The Oscar-nominated director of Super Size Me brings us another documentary that hones in on a specific subject with such precision, it can’t help but involve myriad other cultural issues in the process. Morgan Spurlock’s Mansome gives an historical and cultural account of male grooming. The seasoned director presents the concept in all its awkwardness, even as he identifies the beard, the mustache, and other aspects of a man’s physical appearance as a means of understanding men of varied social classes, sexual identities and ethnic backgrounds. Mansome might be best understood as a comedy, with commentary from Zach Galifianakis, Judd Apatow, Paul Rudd, Will Arnett and Jason Bateman—all of whom (along with a host of others) discuss the somewhat oxymoronic art of looking manly and handsome, or, mansome.
Morgan Spurlock is often involved with his work on a very corporeal level, and Mansome is no exception. The film begins with a study of the mustache in all its varied forms and glory. Naturally, Spurlock makes the difficult decision to shave his own beloved—and trademark—mustache. After this move towards mansome-ness, his preschool-age son’s reaction to his mustache-less “new” daddy becomes one of the highlights of the film, as baby Spurlock screams, cries, and eventually forces his dad to don a faux mustache. No one man ever becomes the focus of the film for very long, and Spurlock goes on to highlight the journey of an international beard competitor, as well as a self-identified metrosexual who gets his eyebrows threaded and receives laser treatment on his skin.
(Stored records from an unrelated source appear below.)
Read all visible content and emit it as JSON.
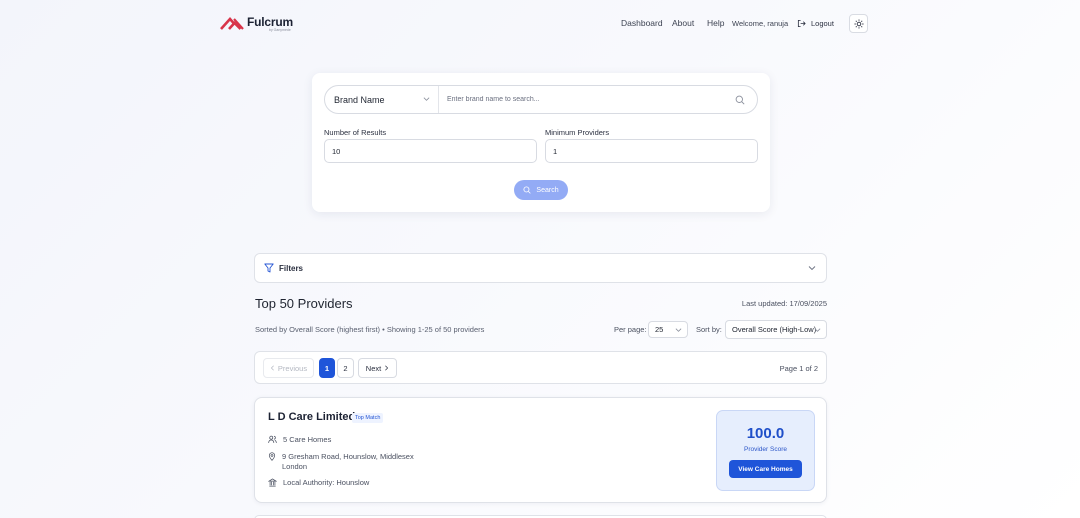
{
  "header": {
    "logo_name": "Fulcrum",
    "logo_sub": "by Ganymede",
    "nav": {
      "dashboard": "Dashboard",
      "about": "About",
      "help": "Help"
    },
    "welcome": "Welcome, ranuja",
    "logout": "Logout"
  },
  "search": {
    "brand_select": "Brand Name",
    "brand_placeholder": "Enter brand name to search...",
    "num_results_label": "Number of Results",
    "num_results_value": "10",
    "min_providers_label": "Minimum Providers",
    "min_providers_value": "1",
    "search_button": "Search"
  },
  "filters": {
    "label": "Filters"
  },
  "results": {
    "title": "Top 50 Providers",
    "last_updated": "Last updated: 17/09/2025",
    "sorted_text": "Sorted by Overall Score (highest first) • Showing 1-25 of 50 providers",
    "per_page_label": "Per page:",
    "per_page_value": "25",
    "sort_by_label": "Sort by:",
    "sort_by_value": "Overall Score (High-Low)"
  },
  "pagination": {
    "previous": "Previous",
    "pages": [
      "1",
      "2"
    ],
    "next": "Next",
    "page_info": "Page 1 of 2"
  },
  "providers": [
    {
      "name": "L D Care Limited",
      "badge": "Top Match",
      "care_homes": "5 Care Homes",
      "address_line1": "9 Gresham Road, Hounslow, Middlesex",
      "address_line2": "London",
      "local_authority": "Local Authority: Hounslow",
      "score": "100.0",
      "score_label": "Provider Score",
      "view_button": "View Care Homes"
    }
  ],
  "colors": {
    "primary": "#1f55d9",
    "search_button": "#93abf5",
    "logo_accent": "#d8344a",
    "score_bg": "#e6eefd"
  }
}
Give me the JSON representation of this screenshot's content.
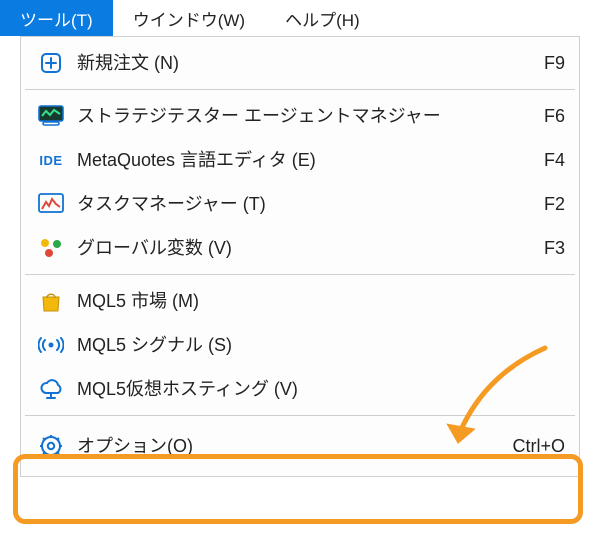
{
  "menubar": {
    "tools": {
      "label": "ツール(T)"
    },
    "window": {
      "label": "ウインドウ(W)"
    },
    "help": {
      "label": "ヘルプ(H)"
    }
  },
  "menu": {
    "new_order": {
      "label": "新規注文 (N)",
      "shortcut": "F9"
    },
    "strategy_tester": {
      "label": "ストラテジテスター エージェントマネジャー",
      "shortcut": "F6"
    },
    "metaeditor": {
      "label": "MetaQuotes 言語エディタ (E)",
      "shortcut": "F4",
      "icon_text": "IDE"
    },
    "task_manager": {
      "label": "タスクマネージャー (T)",
      "shortcut": "F2"
    },
    "global_vars": {
      "label": "グローバル変数 (V)",
      "shortcut": "F3"
    },
    "mql5_market": {
      "label": "MQL5 市場 (M)"
    },
    "mql5_signals": {
      "label": "MQL5 シグナル (S)"
    },
    "mql5_vps": {
      "label": "MQL5仮想ホスティング (V)"
    },
    "options": {
      "label": "オプション(O)",
      "shortcut": "Ctrl+O"
    }
  },
  "colors": {
    "accent": "#0a7be0",
    "icon": "#1172d3",
    "highlight": "#f59a22"
  }
}
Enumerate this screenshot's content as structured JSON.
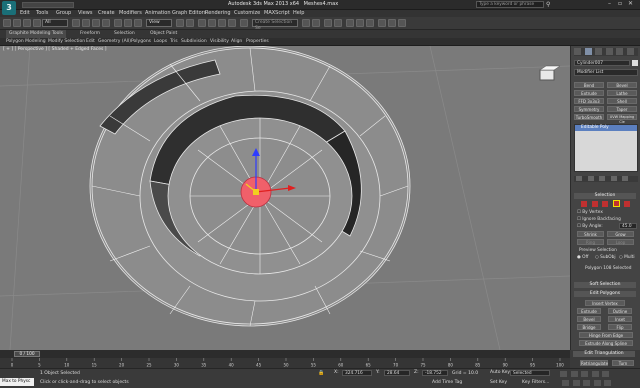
{
  "app": {
    "title": "Autodesk 3ds Max 2013 x64",
    "file": "Meshes4.max",
    "logo": "3"
  },
  "search": {
    "placeholder": "Type a keyword or phrase"
  },
  "menu": [
    "Edit",
    "Tools",
    "Group",
    "Views",
    "Create",
    "Modifiers",
    "Animation",
    "Graph Editors",
    "Rendering",
    "Customize",
    "MAXScript",
    "Help"
  ],
  "toolbar": {
    "filter": "All",
    "refcoord": "View",
    "selset": "Create Selection Se"
  },
  "ribbon": {
    "tabs": [
      "Graphite Modeling Tools",
      "Freeform",
      "Selection",
      "Object Paint"
    ],
    "row": [
      "Polygon Modeling",
      "Modify Selection",
      "Edit",
      "Geometry (All)",
      "Polygons",
      "Loops",
      "Tris",
      "Subdivision",
      "Visibility",
      "Align",
      "Properties"
    ]
  },
  "viewport": {
    "label": "[ + ] [ Perspective ] [ Shaded + Edged Faces ]"
  },
  "cmd": {
    "objname": "Cylinder007",
    "modlist": "Modifier List",
    "buttons": [
      "Bend",
      "Bevel",
      "Extrude",
      "Lathe",
      "FFD 3x3x3",
      "Shell",
      "Symmetry",
      "Taper",
      "TurboSmooth",
      "UVW Mapping Cle"
    ],
    "stack_item": "Editable Poly",
    "selection": {
      "title": "Selection",
      "by_vertex": "By Vertex",
      "ignore_backfacing": "Ignore Backfacing",
      "by_angle": "By Angle:",
      "angle": "45.0",
      "shrink": "Shrink",
      "grow": "Grow",
      "ring": "Ring",
      "loop": "Loop",
      "preview": "Preview Selection",
      "off": "Off",
      "subobj": "SubObj",
      "multi": "Multi",
      "status": "Polygon 108 Selected"
    },
    "soft_sel": "Soft Selection",
    "edit_poly": "Edit Polygons",
    "insert_vertex": "Insert Vertex",
    "ops": [
      "Extrude",
      "Outline",
      "Bevel",
      "Inset",
      "Bridge",
      "Flip"
    ],
    "hinge": "Hinge From Edge",
    "extrude_spline": "Extrude Along Spline",
    "edit_tri": "Edit Triangulation",
    "retri": "Retriangulate",
    "turn": "Turn"
  },
  "timeline": {
    "frame": "0 / 100",
    "ticks": [
      "0",
      "5",
      "10",
      "15",
      "20",
      "25",
      "30",
      "35",
      "40",
      "45",
      "50",
      "55",
      "60",
      "65",
      "70",
      "75",
      "80",
      "85",
      "90",
      "95",
      "100"
    ]
  },
  "status": {
    "maxscript": "Max to Physc",
    "selected": "1 Object Selected",
    "prompt": "Click or click-and-drag to select objects",
    "x": "324.716",
    "y": "28.64",
    "z": "-18.752",
    "grid": "Grid = 10.0",
    "autokey": "Auto Key",
    "setkey": "Set Key",
    "selected_dd": "Selected",
    "keyfilters": "Key Filters...",
    "addtimetag": "Add Time Tag"
  },
  "colors": {
    "viewport": "#7a7a7a",
    "selected": "#f0606a",
    "accent": "#1a6f78"
  }
}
At first appearance, these men (and the others in the film) are presented in stark opposition. However, the documentary is ultimately an attempt to draw parallels to all men (and thus, all people) by pointing to the fact that we are all hopelessly—and naturally—obsessed with our appearances. Spurlock incorporates interviews with historians and cultural theorists who define male grooming as, primarily, a means of attracting a mate, but also as a form of self-expression and male camaraderie. These points are amplified in Spurlock’s interviews with barbershop owners, as well as gay and straight men and women. All discuss and confess their likes and dislikes, and their style and appearance as a means to a sexual and/or romantic end. Spurlock also highlights the growing market of male grooming products, giving special focus to the marketing campaign behind Brook Frank’s “Fresh Balls.”
The film’s strength comes from its depth of “characters”—the experts of Mansome are the degree-holders, celebrities, the men who braid their beards, and the women and men who do—or do not—sleep with them. Spurlock seems to be wholeheartedly interested in the motivating factors behind manscaping and other choices men make about their appearances. Are men driven by cultural expectations, personal beliefs, or the basic human need for affection and procreation?
One could certainly argue that Mansome suffers from a severe lack of dramatic tension. Spurlock shaves off his mustache in the beginning of the film (a monumental experience for him, surely, but rather comedic to viewers who have never had the pleasure of growing one), so this documentary—unlike Super Size Me—is not actually building up to anything in particular. Mansome will probably not be responsible for any major changes in the male grooming industry, but then again, neither is it a protest documentary. Instead, with humor and even a touch of irony, Spurlock attempts to create a complicated but true sense of intimacy. He achieves this in a parade of smaller moments, such as when Judd Apatow reveals his bald spot to the camera or when Zach Galifianakis ranks his grizzled appearance as a “1” or “a strong 2.” Mansome is a collection, a collage, or a mosaic of thoughts from a broad community, and maybe even—in its best moments—an attempt to briefly capture that community on film.
Starring:Will Arnett, Jason Bateman, Morgan Spurlock, Zach Galifianakis, Judd Apatow
Release Date:May 17, 2012